Winning the Battle of the Vegetables
If your kid is like most children over the age of two, getting them to eat vegetables is almost impossible. No matter how much you beg and plead, two peas can take hours of pouting at the table before it goes down their throats.
No one wants to have to battle their children this way, but choosing between their emotional health and their physical wellbeing is something parents have to face every day. It's no wonder that scientists have been working hard to figure out why children hate vegetables so much, and what can be done to get them to eat more of the good stuff while their brains are still developing. Here are their top 3 tips, backed by science:
Not exactly the advice you want to hear, but “feed often and early” is the recommendation from a 2014 study conducted by the University of Leeds. Before the age of two, children are much more open to trying new foods. Exposing them to new foods at this age makes them more likely to try more and different vegetables as adults, as well as to eat more as they grow older.
Children may need to be exposed to a vegetable 10 or more times before they'll try it, and they'll need to continue being exposed to it in order to eat more of it. While your daughter might snub two peas today, eventually she may eat 5 or 6, and that number will grow with time.
Five or six peas is not a serving, but it is helping them to develop their taste buds, which will benefit them later in life.
Kids that are taught about the food pyramid, and who looked at and understood what healthy eating was, ate slightly more vegetables than those who didn't. While the difference between an educated kid and a non-educated kid is about a singular baby carrot, it's one more baby carrot than was there before.
Change the names
One study looking at college students found that changing the name of a vegetable dish greatly increased how many students chose to eat them. Dressing up the name for your kids works just as well. It's not just carrots, it's X-ray Vision Carrots. It's not just peas. It's Princess Peas.
The food industry uses crazy names to catch the attention of children all the time. It's high time we chose to use the same tricks to get them back. Similar research has also found that vegetables presented alongside cartoon characters were more popular than granola bars—as long as they had to wait 5 minutes if they really wanted it.

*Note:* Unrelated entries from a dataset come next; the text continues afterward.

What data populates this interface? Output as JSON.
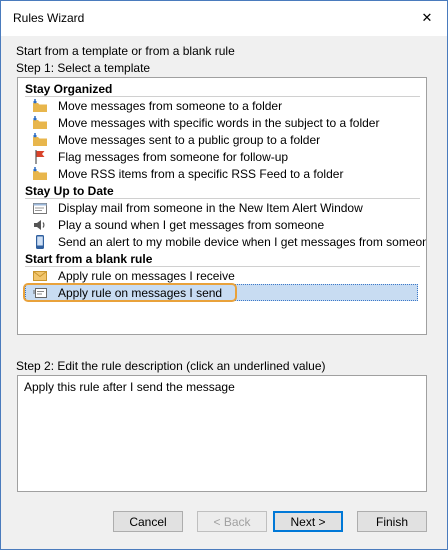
{
  "window": {
    "title": "Rules Wizard",
    "close_glyph": "✕"
  },
  "intro_text": "Start from a template or from a blank rule",
  "step1": {
    "label": "Step 1: Select a template",
    "groups": [
      {
        "header": "Stay Organized",
        "items": [
          {
            "label": "Move messages from someone to a folder",
            "icon": "folder-arrow-icon"
          },
          {
            "label": "Move messages with specific words in the subject to a folder",
            "icon": "folder-arrow-icon"
          },
          {
            "label": "Move messages sent to a public group to a folder",
            "icon": "folder-arrow-icon"
          },
          {
            "label": "Flag messages from someone for follow-up",
            "icon": "flag-icon"
          },
          {
            "label": "Move RSS items from a specific RSS Feed to a folder",
            "icon": "folder-arrow-icon"
          }
        ]
      },
      {
        "header": "Stay Up to Date",
        "items": [
          {
            "label": "Display mail from someone in the New Item Alert Window",
            "icon": "alert-window-icon"
          },
          {
            "label": "Play a sound when I get messages from someone",
            "icon": "speaker-icon"
          },
          {
            "label": "Send an alert to my mobile device when I get messages from someone",
            "icon": "mobile-phone-icon"
          }
        ]
      },
      {
        "header": "Start from a blank rule",
        "items": [
          {
            "label": "Apply rule on messages I receive",
            "icon": "envelope-icon"
          },
          {
            "label": "Apply rule on messages I send",
            "icon": "send-message-icon",
            "selected": true
          }
        ]
      }
    ]
  },
  "step2": {
    "label": "Step 2: Edit the rule description (click an underlined value)",
    "description": "Apply this rule after I send the message"
  },
  "buttons": {
    "cancel": "Cancel",
    "back": "< Back",
    "next": "Next >",
    "finish": "Finish"
  },
  "colors": {
    "selection": "#c8dcf2",
    "highlight_ring": "#e9a23b",
    "folder": "#e8b64c",
    "flag": "#d9442b",
    "arrow": "#2b6cc4"
  }
}
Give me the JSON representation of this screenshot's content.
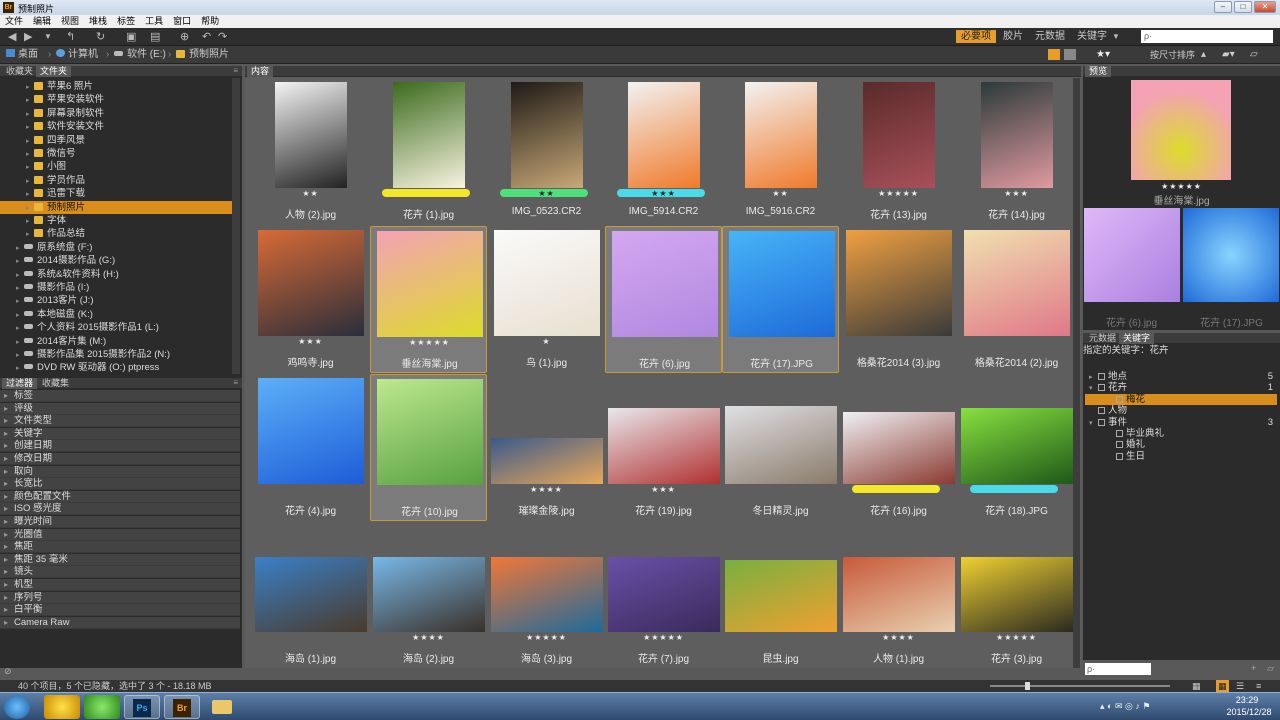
{
  "window": {
    "title": "预制照片"
  },
  "menu": [
    "文件",
    "编辑",
    "视图",
    "堆栈",
    "标签",
    "工具",
    "窗口",
    "帮助"
  ],
  "workspaces": {
    "active": "必要项",
    "items": [
      "胶片",
      "元数据",
      "关键字"
    ]
  },
  "search": {
    "placeholder": "ρ·"
  },
  "path": [
    "桌面",
    "计算机",
    "软件 (E:)",
    "预制照片"
  ],
  "sort": {
    "label": "按尺寸排序"
  },
  "panels": {
    "favorites": "收藏夹",
    "folders": "文件夹",
    "filter": "过滤器",
    "collections": "收藏集",
    "content": "内容",
    "preview": "预览",
    "metadata": "元数据",
    "keywords": "关键字"
  },
  "folders": [
    {
      "name": "苹果6 照片",
      "type": "folder",
      "indent": 1
    },
    {
      "name": "苹果安装软件",
      "type": "folder",
      "indent": 1
    },
    {
      "name": "屏幕录制软件",
      "type": "folder",
      "indent": 1
    },
    {
      "name": "软件安装文件",
      "type": "folder",
      "indent": 1
    },
    {
      "name": "四季风景",
      "type": "folder",
      "indent": 1
    },
    {
      "name": "微信号",
      "type": "folder",
      "indent": 1
    },
    {
      "name": "小图",
      "type": "folder",
      "indent": 1
    },
    {
      "name": "学员作品",
      "type": "folder",
      "indent": 1
    },
    {
      "name": "迅雷下载",
      "type": "folder",
      "indent": 1
    },
    {
      "name": "预制照片",
      "type": "folder",
      "indent": 1,
      "selected": true
    },
    {
      "name": "字体",
      "type": "folder",
      "indent": 1
    },
    {
      "name": "作品总结",
      "type": "folder",
      "indent": 1
    },
    {
      "name": "原系统盘 (F:)",
      "type": "drive",
      "indent": 0
    },
    {
      "name": "2014摄影作品 (G:)",
      "type": "drive",
      "indent": 0
    },
    {
      "name": "系统&软件资料 (H:)",
      "type": "drive",
      "indent": 0
    },
    {
      "name": "摄影作品 (I:)",
      "type": "drive",
      "indent": 0
    },
    {
      "name": "2013客片 (J:)",
      "type": "drive",
      "indent": 0
    },
    {
      "name": "本地磁盘 (K:)",
      "type": "drive",
      "indent": 0
    },
    {
      "name": "个人资料 2015摄影作品1 (L:)",
      "type": "drive",
      "indent": 0
    },
    {
      "name": "2014客片集 (M:)",
      "type": "drive",
      "indent": 0
    },
    {
      "name": "摄影作品集 2015摄影作品2 (N:)",
      "type": "drive",
      "indent": 0
    },
    {
      "name": "DVD RW 驱动器 (O:) ptpress",
      "type": "drive",
      "indent": 0
    }
  ],
  "filters": [
    "标签",
    "评级",
    "文件类型",
    "关键字",
    "创建日期",
    "修改日期",
    "取向",
    "长宽比",
    "颜色配置文件",
    "ISO 感光度",
    "曝光时间",
    "光圈值",
    "焦距",
    "焦距 35 毫米",
    "镜头",
    "机型",
    "序列号",
    "白平衡",
    "Camera Raw"
  ],
  "thumbnails": [
    {
      "name": "人物 (2).jpg",
      "stars": "★★",
      "row": 0,
      "col": 0,
      "w": 72,
      "h": 106,
      "colors": [
        "#f4f4f4",
        "#222"
      ]
    },
    {
      "name": "花卉 (1).jpg",
      "stars": "",
      "bar": "#f4e629",
      "row": 0,
      "col": 1,
      "w": 72,
      "h": 106,
      "colors": [
        "#3b6b1e",
        "#f8f4e0"
      ]
    },
    {
      "name": "IMG_0523.CR2",
      "stars": "★★",
      "bar": "#4ee07a",
      "row": 0,
      "col": 2,
      "w": 72,
      "h": 106,
      "colors": [
        "#1e1a15",
        "#c8a878"
      ]
    },
    {
      "name": "IMG_5914.CR2",
      "stars": "★★★",
      "bar": "#49dbe8",
      "row": 0,
      "col": 3,
      "w": 72,
      "h": 106,
      "colors": [
        "#f2f2f2",
        "#f07a2a"
      ]
    },
    {
      "name": "IMG_5916.CR2",
      "stars": "★★",
      "row": 0,
      "col": 4,
      "w": 72,
      "h": 106,
      "colors": [
        "#f2f2f2",
        "#f07a2a"
      ]
    },
    {
      "name": "花卉 (13).jpg",
      "stars": "★★★★★",
      "row": 0,
      "col": 5,
      "w": 72,
      "h": 106,
      "colors": [
        "#5a2a2a",
        "#a8505a"
      ]
    },
    {
      "name": "花卉 (14).jpg",
      "stars": "★★★",
      "row": 0,
      "col": 6,
      "w": 72,
      "h": 106,
      "colors": [
        "#2b3a3a",
        "#e09aa0"
      ]
    },
    {
      "name": "鸡鸣寺.jpg",
      "stars": "★★★",
      "row": 1,
      "col": 0,
      "w": 106,
      "h": 106,
      "colors": [
        "#d86a36",
        "#2a2e3a"
      ]
    },
    {
      "name": "垂丝海棠.jpg",
      "stars": "★★★★★",
      "row": 1,
      "col": 1,
      "w": 106,
      "h": 106,
      "colors": [
        "#f4a2b4",
        "#dcdc2a"
      ],
      "selected": true
    },
    {
      "name": "鸟 (1).jpg",
      "stars": "★",
      "row": 1,
      "col": 2,
      "w": 106,
      "h": 106,
      "colors": [
        "#fafafa",
        "#e8e0d0"
      ]
    },
    {
      "name": "花卉 (6).jpg",
      "stars": "",
      "row": 1,
      "col": 3,
      "w": 106,
      "h": 106,
      "colors": [
        "#d4a8f0",
        "#b088e0"
      ],
      "selected": true
    },
    {
      "name": "花卉 (17).JPG",
      "stars": "",
      "row": 1,
      "col": 4,
      "w": 106,
      "h": 106,
      "colors": [
        "#47b4f8",
        "#1e6ad8"
      ],
      "selected": true
    },
    {
      "name": "格桑花2014 (3).jpg",
      "stars": "",
      "row": 1,
      "col": 5,
      "w": 106,
      "h": 106,
      "colors": [
        "#f0a040",
        "#3a3a3a"
      ]
    },
    {
      "name": "格桑花2014 (2).jpg",
      "stars": "",
      "row": 1,
      "col": 6,
      "w": 106,
      "h": 106,
      "colors": [
        "#f0e0b0",
        "#e07888"
      ]
    },
    {
      "name": "花卉 (4).jpg",
      "stars": "",
      "row": 2,
      "col": 0,
      "w": 106,
      "h": 106,
      "colors": [
        "#5cb0f8",
        "#1e5cd8"
      ]
    },
    {
      "name": "花卉 (10).jpg",
      "stars": "",
      "row": 2,
      "col": 1,
      "w": 106,
      "h": 106,
      "colors": [
        "#bde890",
        "#58a040"
      ],
      "selected": true
    },
    {
      "name": "璀璨金陵.jpg",
      "stars": "★★★★",
      "row": 2,
      "col": 2,
      "w": 112,
      "h": 46,
      "colors": [
        "#3a5a8a",
        "#e8a85a"
      ]
    },
    {
      "name": "花卉 (19).jpg",
      "stars": "★★★",
      "row": 2,
      "col": 3,
      "w": 112,
      "h": 76,
      "colors": [
        "#e8e8ec",
        "#b03030"
      ]
    },
    {
      "name": "冬日精灵.jpg",
      "stars": "",
      "row": 2,
      "col": 4,
      "w": 112,
      "h": 78,
      "colors": [
        "#e0e0e4",
        "#8a7a6a"
      ]
    },
    {
      "name": "花卉 (16).jpg",
      "stars": "",
      "bar": "#f4e629",
      "row": 2,
      "col": 5,
      "w": 112,
      "h": 72,
      "colors": [
        "#f0f0f4",
        "#8a3a30"
      ]
    },
    {
      "name": "花卉 (18).JPG",
      "stars": "",
      "bar": "#49dbe8",
      "row": 2,
      "col": 6,
      "w": 112,
      "h": 76,
      "colors": [
        "#88e040",
        "#1e5818"
      ]
    },
    {
      "name": "海岛 (1).jpg",
      "stars": "",
      "row": 3,
      "col": 0,
      "w": 112,
      "h": 75,
      "colors": [
        "#3a80c8",
        "#4a3a2a"
      ]
    },
    {
      "name": "海岛 (2).jpg",
      "stars": "★★★★",
      "row": 3,
      "col": 1,
      "w": 112,
      "h": 75,
      "colors": [
        "#78b8e8",
        "#3a3028"
      ]
    },
    {
      "name": "海岛 (3).jpg",
      "stars": "★★★★★",
      "row": 3,
      "col": 2,
      "w": 112,
      "h": 75,
      "colors": [
        "#f07838",
        "#1e6a9a"
      ]
    },
    {
      "name": "花卉 (7).jpg",
      "stars": "★★★★★",
      "row": 3,
      "col": 3,
      "w": 112,
      "h": 75,
      "colors": [
        "#6a50a8",
        "#3a2a5a"
      ]
    },
    {
      "name": "昆虫.jpg",
      "stars": "",
      "row": 3,
      "col": 4,
      "w": 112,
      "h": 72,
      "colors": [
        "#78b040",
        "#f0a030"
      ]
    },
    {
      "name": "人物 (1).jpg",
      "stars": "★★★★",
      "row": 3,
      "col": 5,
      "w": 112,
      "h": 75,
      "colors": [
        "#c85a3a",
        "#e8d0b0"
      ]
    },
    {
      "name": "花卉 (3).jpg",
      "stars": "★★★★★",
      "row": 3,
      "col": 6,
      "w": 112,
      "h": 75,
      "colors": [
        "#f0d030",
        "#2a2a20"
      ]
    }
  ],
  "preview": {
    "name": "垂丝海棠.jpg",
    "stars": "★★★★★",
    "extra": [
      "花卉 (6).jpg",
      "花卉 (17).JPG"
    ]
  },
  "keywords_panel": {
    "assigned_label": "指定的关键字：",
    "assigned": "花卉",
    "items": [
      {
        "name": "地点",
        "count": "5",
        "level": 0,
        "expand": "▸"
      },
      {
        "name": "花卉",
        "count": "1",
        "level": 0,
        "expand": "▾"
      },
      {
        "name": "梅花",
        "count": "",
        "level": 1,
        "expand": "",
        "selected": true
      },
      {
        "name": "人物",
        "count": "",
        "level": 0,
        "expand": ""
      },
      {
        "name": "事件",
        "count": "3",
        "level": 0,
        "expand": "▾"
      },
      {
        "name": "毕业典礼",
        "count": "",
        "level": 1,
        "expand": ""
      },
      {
        "name": "婚礼",
        "count": "",
        "level": 1,
        "expand": ""
      },
      {
        "name": "生日",
        "count": "",
        "level": 1,
        "expand": ""
      }
    ]
  },
  "status": {
    "text": "40 个项目，5 个已隐藏，选中了 3 个 - 18.18 MB"
  },
  "taskbar": {
    "time": "23:29",
    "date": "2015/12/28"
  },
  "colors": {
    "accent": "#e79d2b",
    "label_yellow": "#f4e629",
    "label_green": "#4ee07a",
    "label_cyan": "#49dbe8"
  }
}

As shocking as it may seem, avoiding vegetables is normal in children. Be patient, and your kids will eventually come around to eating them—with a little help that is. There's still no magic pill for getting kids to eat their leafy greens, or even a carrot or two, but these three tips will help.